The color of red potatoes is due to an accumulation of anthocyanins in periderm tissues. The objective of this study was to examine the effect of several factors on tuber redness. Using the red tuber-producing S. tuberosum ssp. tuberosum cultivar Norland, we observed that chroma (intensity of redness) and anthocyanin content of greenhouse-grown tubers decreased as tuber weight increased. There was a slight or no increase in hue (tint). We used HPLC to determine that pelargonidin and peonidin are the major anthocyanidins (aglycones of anthocyanins) in tuber periderm. The ratio of pelargonidin to peonidin increased as tuber weight increased up to 25 g fresh weight. The decrease in chroma was not due to an increase in cell sap pH; we observed a decrease in cellular pH as tuber weight increased. Controlled-atmosphere storage had no effect on tuber chroma or anthocyanin content compared to air storage. Methyl jasmonate, sucrose, or light treatment did not increase anthocyanin accumulation. Tubers exposed to light had less anthocyanin than those kept in the dark. We are examining the developmental expression of anthocyanin biosynthetic genes, as well as the effect of maize transcription factors on anthocyanin synthesis, in tuber periderm.
Juan Manuel González Gonzalez, Oscar Rebolledo Dominguez, and Lourdes Diaz Jimenes
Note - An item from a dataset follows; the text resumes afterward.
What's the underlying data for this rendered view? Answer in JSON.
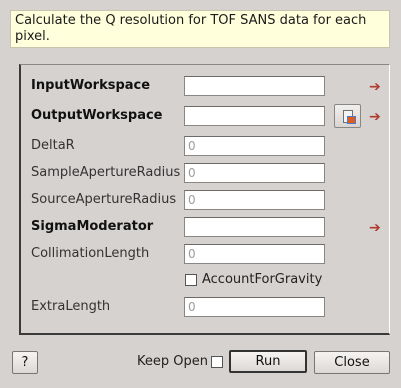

The responsible substances involved in the phenomenon of compability/incompatibility in Sapotaceae species during two phenological stages were elucidated. An experiment was carried out to determine the compatibility/incompatibility relationship between homografts and heterografts of Sapotaceae species during two phenological stages, and to identify the responsible substances involved in the phenomenon. In order to determine the compatibility/incompatibility between Sapotaceae species, heterograftings were made using the mamey [Calocarpumsapota(Jacq.) Merr.] as scion, and chicozapote [(Achrassapota(L.)] was used as rootstock. Grafting was conducted during the phenological stage of defoliation of the scion donor plant, as well as during budding. Homografts were also made using C. sapota on C. sapota in both phenological stages. Plant tissue samples were obtained from scions and rootstocks in both phenological stages, and they were used for HPLC analysis. Heterografts (C. sapota on A. sapota) showed 100% incompatibility in both stages, and lack of success during grafting was obtained; similar results were registered with the homografts (C. sapota on C. sapota) during the budding stage; however, during the defoliation stage, 80% successful grafting was obtained. The responsible substances involved in the phenomenon of compatibility/incompatibility using samples taken during the grafting day and 60 days after (C. sapota grafted on A. sapota during defoliation stage), were identified as catechin and epicatechin. Catechins are the responsible substances of incompatibility in the heterografts of C. sapota /A. sapotain both phenological stages, as well as during the budding stage in the homografts on C. sapota.